Comcast Cares Day Caps off “Historic Week” at Alexander Adaire Elementary School
More than 250 volunteers, most of them from right in the neighborhood, gathered in the schoolyard at Alexander Adaire Elementary School on Saturday morning on East Palmer Street in Fishtown. The volunteers were taking part in the 15th annual Comcast Cares Day, a global day of action for the cable and communications giant. The event at Adaire was one of hundreds scheduled to take place around the world as a part of the company’s initiative to connect with local communities.
Sipping coffee and trying to ignore the drizzling rain, the crowd was addressed by a few members of Friends of Adaire (FOA), a neighborhood nonprofit group dedicated to enriching the school through community engagement. One member of FOA, Ryan Olah, thanked the crowd for braving the elements and explained their goals for the day: purging old equipment, de-cluttering office spaces, painting accent walls, and general clean up.

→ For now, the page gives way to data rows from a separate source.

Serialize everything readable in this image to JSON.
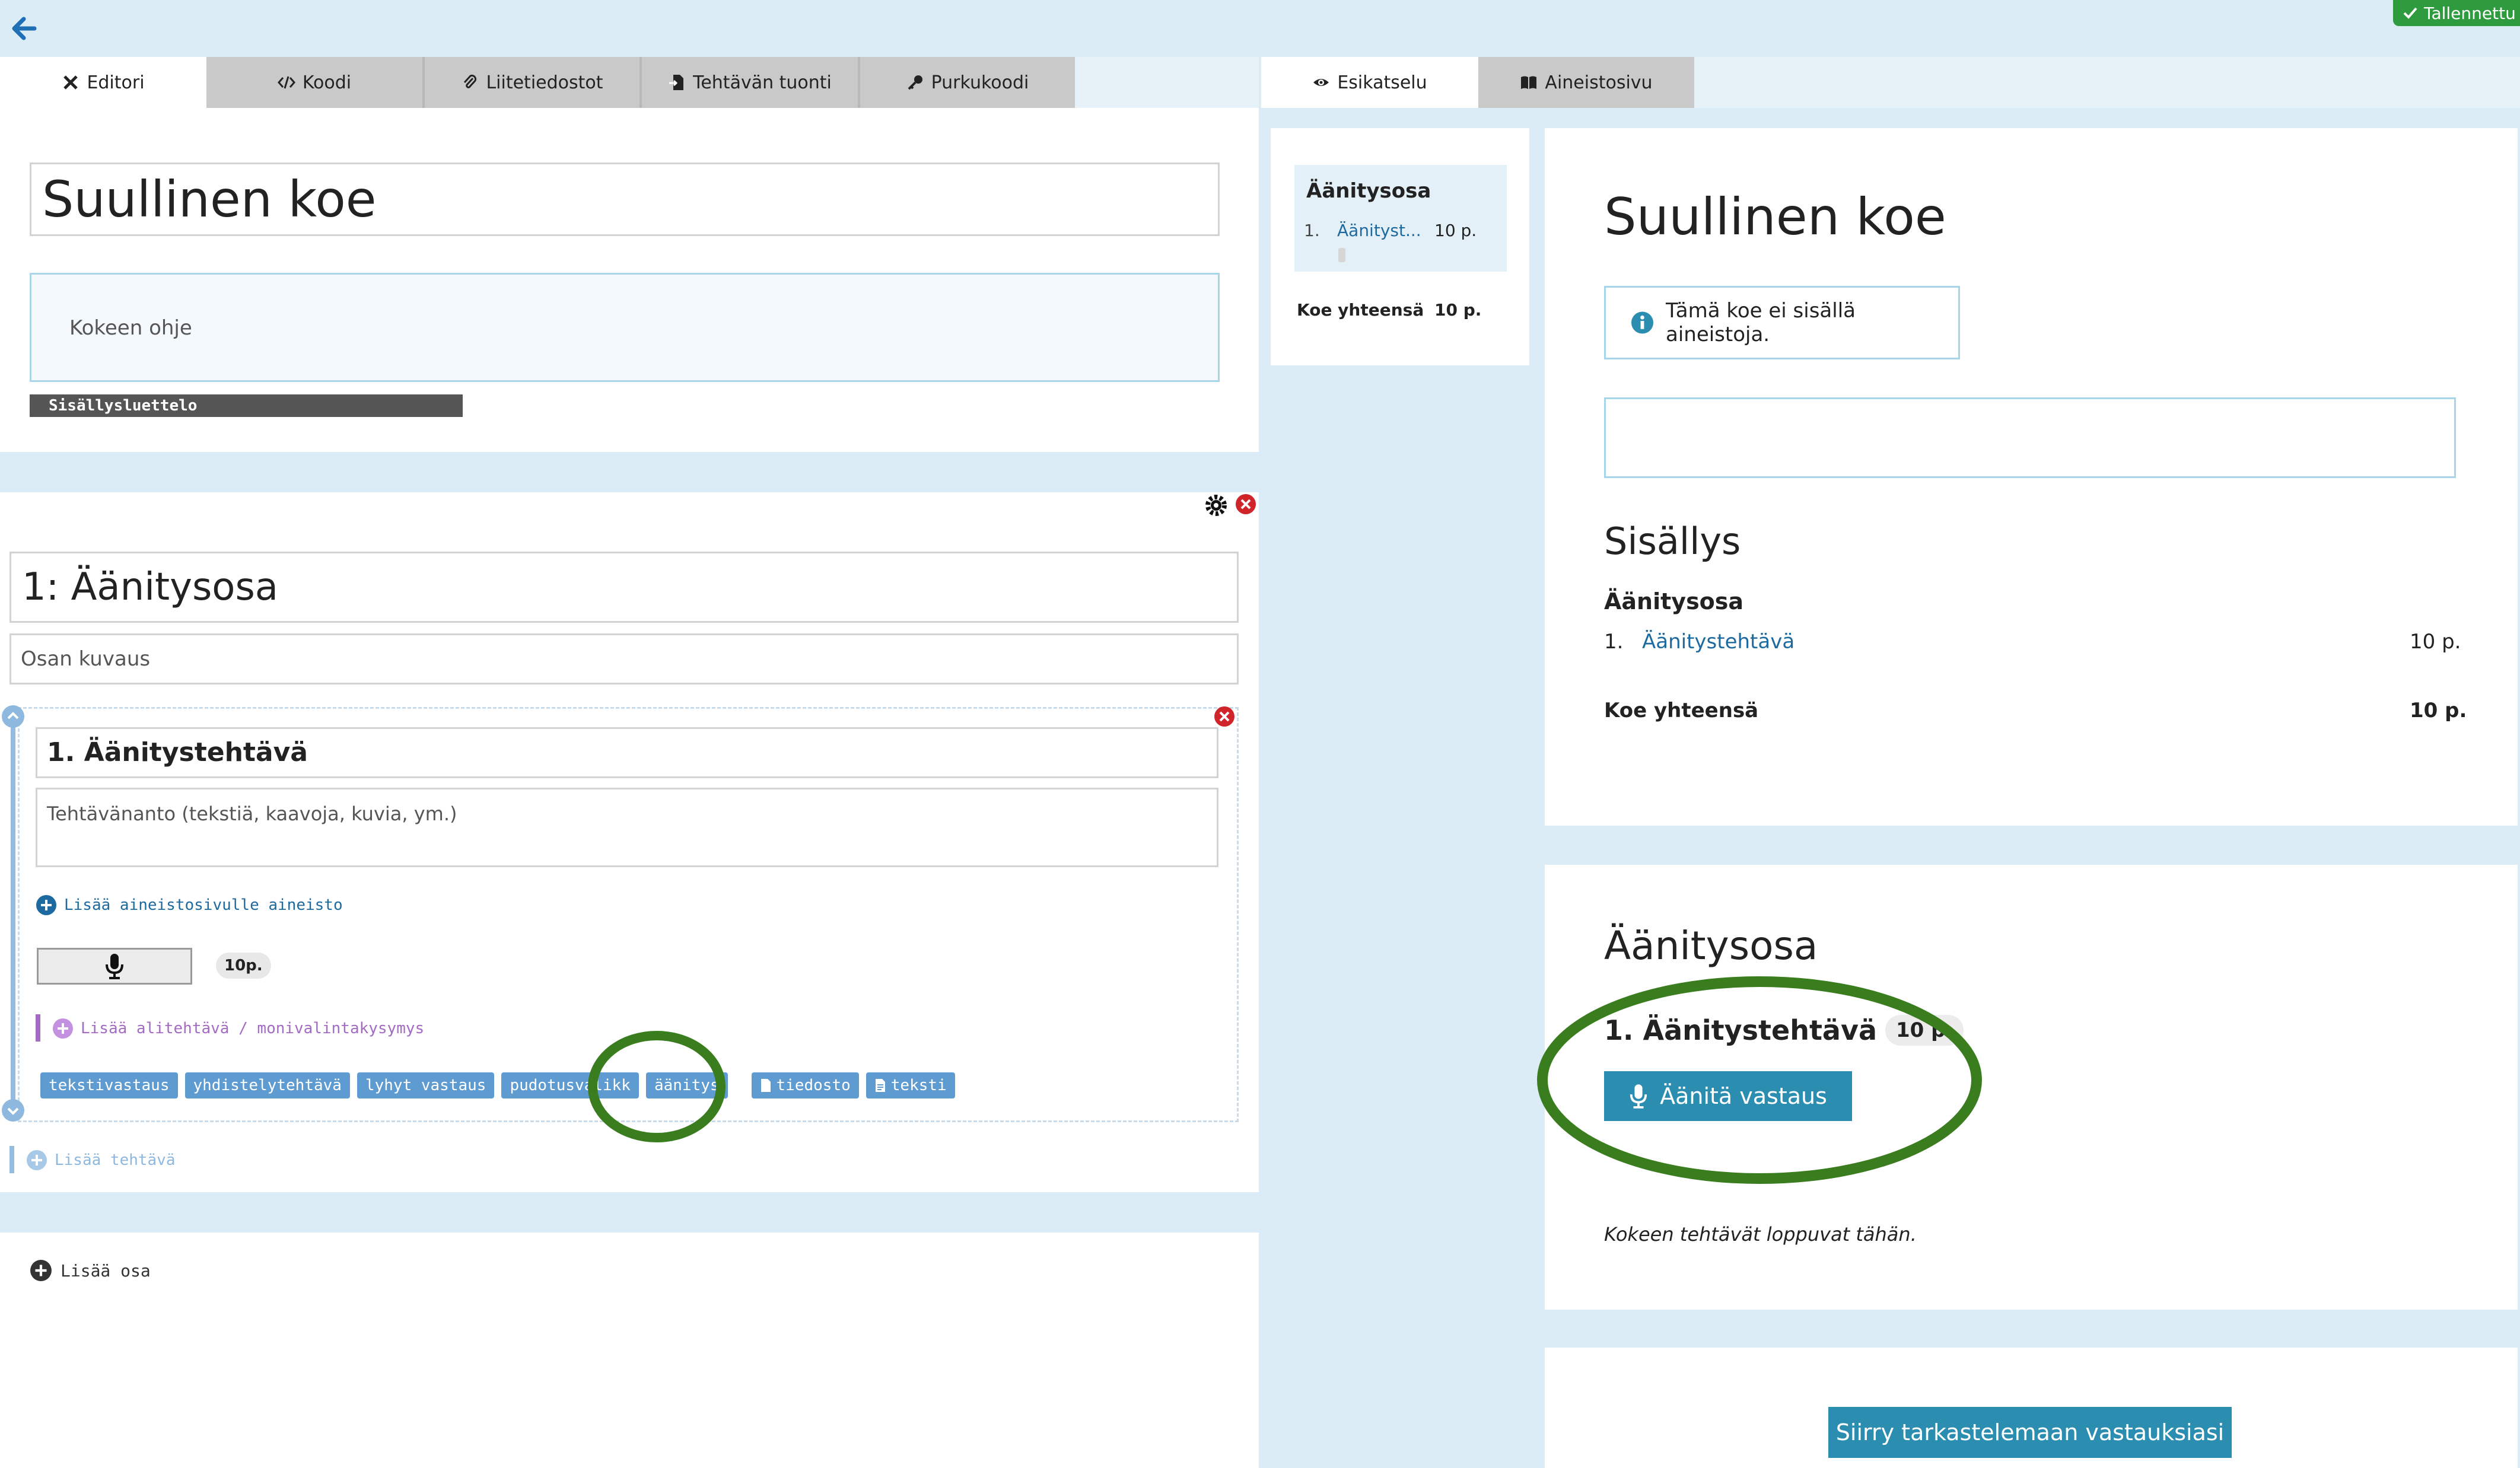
{
  "header": {
    "back_icon": "arrow-left-icon",
    "saved_label": "Tallennettu"
  },
  "editor_tabs": [
    {
      "label": "Editori",
      "icon": "tools-icon"
    },
    {
      "label": "Koodi",
      "icon": "code-icon"
    },
    {
      "label": "Liitetiedostot",
      "icon": "paperclip-icon"
    },
    {
      "label": "Tehtävän tuonti",
      "icon": "file-import-icon"
    },
    {
      "label": "Purkukoodi",
      "icon": "key-icon"
    }
  ],
  "preview_tabs": [
    {
      "label": "Esikatselu",
      "icon": "eye-icon"
    },
    {
      "label": "Aineistosivu",
      "icon": "book-icon"
    }
  ],
  "editor": {
    "exam_title": "Suullinen koe",
    "instructions_placeholder": "Kokeen ohje",
    "toc_button": "Sisällysluettelo",
    "section": {
      "title": "1: Äänitysosa",
      "description_placeholder": "Osan kuvaus",
      "task": {
        "title": "1. Äänitystehtävä",
        "prompt_placeholder": "Tehtävänanto (tekstiä, kaavoja, kuvia, ym.)",
        "add_material_link": "Lisää aineistosivulle aineisto",
        "points": "10p.",
        "add_subtask_link": "Lisää alitehtävä / monivalintakysymys",
        "answer_types": [
          "tekstivastaus",
          "yhdistelytehtävä",
          "lyhyt vastaus",
          "pudotusvalikk",
          "äänitys",
          "tiedosto",
          "teksti"
        ]
      },
      "add_task_link": "Lisää tehtävä"
    },
    "add_section_link": "Lisää osa"
  },
  "preview": {
    "sidebar": {
      "section": "Äänitysosa",
      "item_number": "1.",
      "item_label": "Äänityst...",
      "item_points": "10 p.",
      "total_label": "Koe yhteensä",
      "total_points": "10 p."
    },
    "exam_title": "Suullinen koe",
    "info_text": "Tämä koe ei sisällä aineistoja.",
    "contents_heading": "Sisällys",
    "contents_section": "Äänitysosa",
    "contents_item_number": "1.",
    "contents_item_label": "Äänitystehtävä",
    "contents_item_points": "10 p.",
    "contents_total_label": "Koe yhteensä",
    "contents_total_points": "10 p.",
    "section_heading": "Äänitysosa",
    "task_title": "1. Äänitystehtävä",
    "task_points": "10 p.",
    "record_button": "Äänitä vastaus",
    "end_text": "Kokeen tehtävät loppuvat tähän.",
    "review_button": "Siirry tarkastelemaan vastauksiasi"
  },
  "colors": {
    "background": "#dbecf7",
    "accent": "#2b8eb1",
    "saved_green": "#2e9b3e",
    "highlight_circle": "#3a7d1e",
    "chip_blue": "#5e9bd0",
    "subtask_purple": "#a46bc4"
  }
}
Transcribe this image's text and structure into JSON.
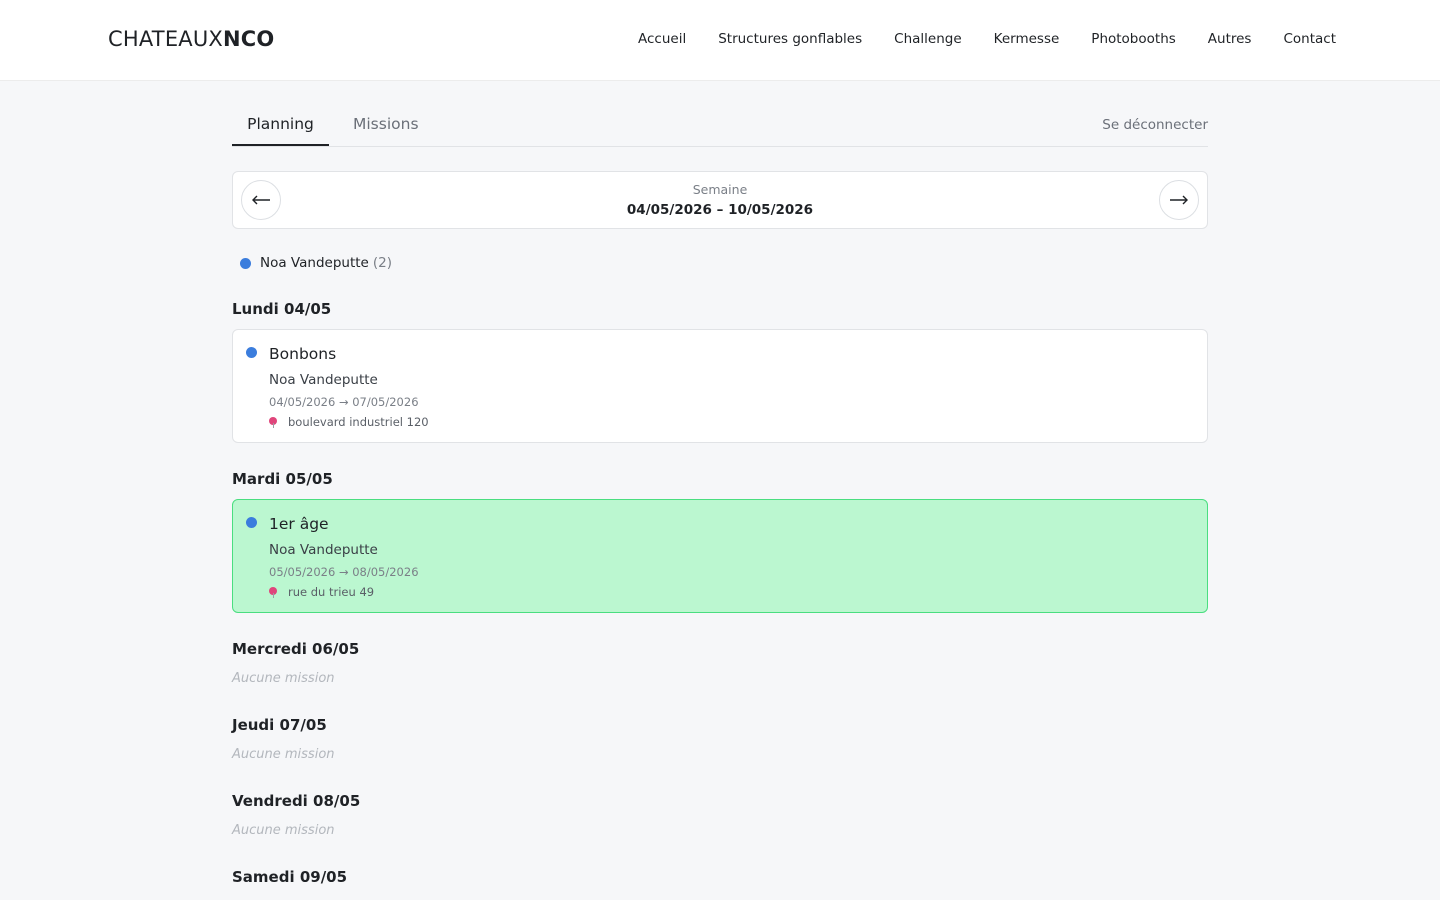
{
  "header": {
    "logo_thin": "CHATEAUX",
    "logo_bold": "NCO",
    "nav": [
      "Accueil",
      "Structures gonflables",
      "Challenge",
      "Kermesse",
      "Photobooths",
      "Autres",
      "Contact"
    ]
  },
  "tabs": {
    "planning": "Planning",
    "missions": "Missions",
    "logout": "Se déconnecter"
  },
  "week": {
    "label": "Semaine",
    "range": "04/05/2026 – 10/05/2026",
    "prev_icon": "arrow-left-icon",
    "next_icon": "arrow-right-icon"
  },
  "legend": {
    "name": "Noa Vandeputte",
    "count": "(2)",
    "color": "#3b7ddd"
  },
  "days": [
    {
      "title": "Lundi 04/05",
      "missions": [
        {
          "title": "Bonbons",
          "person": "Noa Vandeputte",
          "dates": "04/05/2026 → 07/05/2026",
          "address": "boulevard industriel 120",
          "highlight": false
        }
      ]
    },
    {
      "title": "Mardi 05/05",
      "missions": [
        {
          "title": "1er âge",
          "person": "Noa Vandeputte",
          "dates": "05/05/2026 → 08/05/2026",
          "address": "rue du trieu 49",
          "highlight": true
        }
      ]
    },
    {
      "title": "Mercredi 06/05",
      "empty": "Aucune mission"
    },
    {
      "title": "Jeudi 07/05",
      "empty": "Aucune mission"
    },
    {
      "title": "Vendredi 08/05",
      "empty": "Aucune mission"
    },
    {
      "title": "Samedi 09/05"
    }
  ],
  "colors": {
    "accent": "#3b7ddd",
    "highlight_bg": "#bbf7d0",
    "highlight_border": "#4ade80",
    "pin": "#e0457b"
  }
}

Olah, like thousands of Philadelphians, is a Comcast employee working in Center City and living in the surrounding neighborhoods. Shortly after he landed his role in Comcast’s Talent Acquisitions department two and a half years ago, he learned about the Comcast Cares Day initiative. He pitched the idea of hosting an event at Adaire and it took off. The inaugural Comcast Cares Day event at Adaire in 2015 was so successful that it was a unanimous decision to return to the school in 2016.
Denis Divine, another member of FOA, praised Olah and his co-workers for turning out and made special note of his group’s “historic” efforts over the past week. On Thursday April 28, FOA helped to organize a first of its kind benefit concert for Adaire in the school’s recently renovated auditorium. Renowned composer Andrew Lipke and Celtic folk musician John Byrne performed to a packed house filled with Adaire students, parents, and neighbors. At certain points during the performance, Lipke and Byrne shared the stage with Adaire students currently enrolled in band, orchestra, and choir to raucous applause from the audience.
Revenue from the concert’s ticket sales will help to purchase new instruments for the school’s music department. A focus on art and music has been a rallying point for the FOA in recent years, as school district budget cuts hit these areas first and hardest.
Speaking with Ryan Olah one on one, it’s clear that Friends of Adaire’s efforts to engage the community are paying off in a big way. A Fishtown resident of 10 years, Olah said he first heard about FOA through neighbors who had children enrolled in the school. He’s been involved with FOA for two years now and has seen firsthand the impact that neighborhood involvement can have on the success or failure of a school.
“After our involvement with Friends of Adaire over the past two years, my wife and I have made the decision to enroll our son in the school next fall. He’s currently in a charter school, but Adaire has so much momentum and so much going for it, we feel it’s the right decision to have him attend school here next year,” he said.
As I watched hundreds of smiling volunteers work together to transform the school on a damp and dreary Saturday morning, it was hard to argue with Olah’s assessment. This is what momentum looks like.